Ireland’s footballers struck an historic deal on Monday to ensure equal distribution of match fees for senior women’s and men’s sides.
Women’s captain Katie McCabe and men’s captain Seamus Coleman helped to broker the deal that will see the men take a reduction to be matched by an increase for the women.
The men had been paid €2,500 per game and the women around a fifth of that figure but, starting with Wednesday’s game with Portugal, the disparity has been eliminated.
Also involved in the discussions for the groundbreaking deal were FAI CEO Jonathan Hill and Shamrock Rovers CEO Jonathan Medlar, head of the sports consultancy firm BDO.
There was also an agreement put in place for ‘equality of approach’ with regard to potential future qualification for men’s and women’s tournaments.
This puts Ireland among a small number of progressive countries to have guaranteed fair compensation for its elite players.
Norway, Finland, New Zealand, Australia and England are among a very small number of countries to have done so in the past.
The most successful team in women’s football history, the United States, have been locked in a two-year court battle with their national association in their pursuit of equal pay.
“This is a great day for Irish football,” Kilnamanagh’s McCabe said . “We have taken a huge step forward with this deal and have shown the world what can be achieved through unity as we offer male and female international players the same opportunities.
“I am very proud as Ireland captain of the work that has been put in to get us to this point, not just by the current team but by so many Irish players in the past.
“They are the real heroes in this story, they took a stand and they passed on the baton to the current generation.
“Seamus Coleman and his team-mates in the senior men’s squad also deserve credit for being brave enough to support us in such a progressive way on this issue. It is really appreciated.
McCabe went on to thank the new FAI CEO Jonathan Hill and Ciaran Medlar, CEO of Shamrock Rovers and head of sports advisory agency BDO, for helping broker the deal.
And she reserved a special word of thanks for Gareth Maher, the FAI’s communications manager, for spearheading the project.
“A special thanks to FAI communications manager Gareth Maher for being the one to truly get this process moving and the work continues to do to raise the profile of women’s football.
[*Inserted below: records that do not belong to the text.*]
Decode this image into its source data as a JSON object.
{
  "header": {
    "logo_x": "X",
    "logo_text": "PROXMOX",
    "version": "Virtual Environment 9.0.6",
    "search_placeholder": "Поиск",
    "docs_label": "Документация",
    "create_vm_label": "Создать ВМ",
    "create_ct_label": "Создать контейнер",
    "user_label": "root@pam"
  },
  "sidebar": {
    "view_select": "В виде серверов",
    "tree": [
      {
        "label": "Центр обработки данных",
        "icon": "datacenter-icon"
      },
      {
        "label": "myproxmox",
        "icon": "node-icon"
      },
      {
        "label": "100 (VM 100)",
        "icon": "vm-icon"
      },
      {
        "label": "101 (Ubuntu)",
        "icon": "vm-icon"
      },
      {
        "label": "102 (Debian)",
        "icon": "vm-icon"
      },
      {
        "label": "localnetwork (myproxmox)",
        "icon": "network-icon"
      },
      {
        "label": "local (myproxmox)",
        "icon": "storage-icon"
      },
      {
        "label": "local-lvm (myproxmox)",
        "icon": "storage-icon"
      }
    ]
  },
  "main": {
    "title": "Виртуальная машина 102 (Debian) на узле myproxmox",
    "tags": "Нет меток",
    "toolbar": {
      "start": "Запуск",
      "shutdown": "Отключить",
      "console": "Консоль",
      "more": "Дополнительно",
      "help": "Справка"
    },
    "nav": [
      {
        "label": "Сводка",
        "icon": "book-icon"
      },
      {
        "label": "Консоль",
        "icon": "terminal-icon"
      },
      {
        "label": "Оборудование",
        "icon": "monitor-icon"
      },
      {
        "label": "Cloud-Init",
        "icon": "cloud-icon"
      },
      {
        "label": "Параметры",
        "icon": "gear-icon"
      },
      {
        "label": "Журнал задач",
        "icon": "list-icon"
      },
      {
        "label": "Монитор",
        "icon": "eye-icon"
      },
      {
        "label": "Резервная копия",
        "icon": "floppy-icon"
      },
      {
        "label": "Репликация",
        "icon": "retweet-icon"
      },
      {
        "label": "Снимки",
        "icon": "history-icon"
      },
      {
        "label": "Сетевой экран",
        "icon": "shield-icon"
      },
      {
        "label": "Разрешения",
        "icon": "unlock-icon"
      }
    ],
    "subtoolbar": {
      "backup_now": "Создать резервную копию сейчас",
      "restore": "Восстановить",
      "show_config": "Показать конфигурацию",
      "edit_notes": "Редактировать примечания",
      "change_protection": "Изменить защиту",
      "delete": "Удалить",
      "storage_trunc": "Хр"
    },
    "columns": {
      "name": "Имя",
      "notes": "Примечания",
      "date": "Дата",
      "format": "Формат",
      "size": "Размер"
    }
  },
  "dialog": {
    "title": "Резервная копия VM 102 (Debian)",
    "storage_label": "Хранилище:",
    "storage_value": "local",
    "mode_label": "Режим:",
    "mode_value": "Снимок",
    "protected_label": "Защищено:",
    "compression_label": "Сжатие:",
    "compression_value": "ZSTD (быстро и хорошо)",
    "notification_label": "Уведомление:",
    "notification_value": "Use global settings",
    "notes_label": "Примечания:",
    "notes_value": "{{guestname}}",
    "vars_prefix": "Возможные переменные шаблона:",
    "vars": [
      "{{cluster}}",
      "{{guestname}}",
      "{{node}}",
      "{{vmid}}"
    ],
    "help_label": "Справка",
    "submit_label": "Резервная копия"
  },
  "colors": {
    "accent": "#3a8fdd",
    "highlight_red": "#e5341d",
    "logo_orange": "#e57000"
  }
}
“We look forward to continuing to work together to make Irish football better for everyone who plays our game, regardless of their identity or background.”
This weekend will see the line-up of the FAI Cup semi-finals concluded as three Dublin teams vie for a place in the final four.
Shelbourne face Cork City for the second successive week, this time at home, after a 3-1 victory at Turner’s Cross last week saw them move clear at the top of the table.
Goals from Emily Whelan, Noelle Murray and Ciara Grant set Noel King’s side on their way and they will be confident of repeating the feat on home turf this weekend.
DLR Waves face an intriguing trip west to face Galway, whom they have already beaten home and away this season.
A feisty clash at the UCD Bowl was settled in April by Katie Malone’s injury-time strike, and the teenager scored both goals in a 2-0 win at Eamonn Deacy Park in July.
And Peamount United should have no trouble seeing off Treaty United in Limerick, while the final tie sees Wexford host Athone Town.
Caption: Saoirse Noonan has been in scintilating form for
Shelbourne, who take host Cork City at Tolka Park in the Women’s
FAI Cup quarter-finals on Saturday; (inset) Aine O’Gorman’s Peamount travel to face Treaty United on Sunday.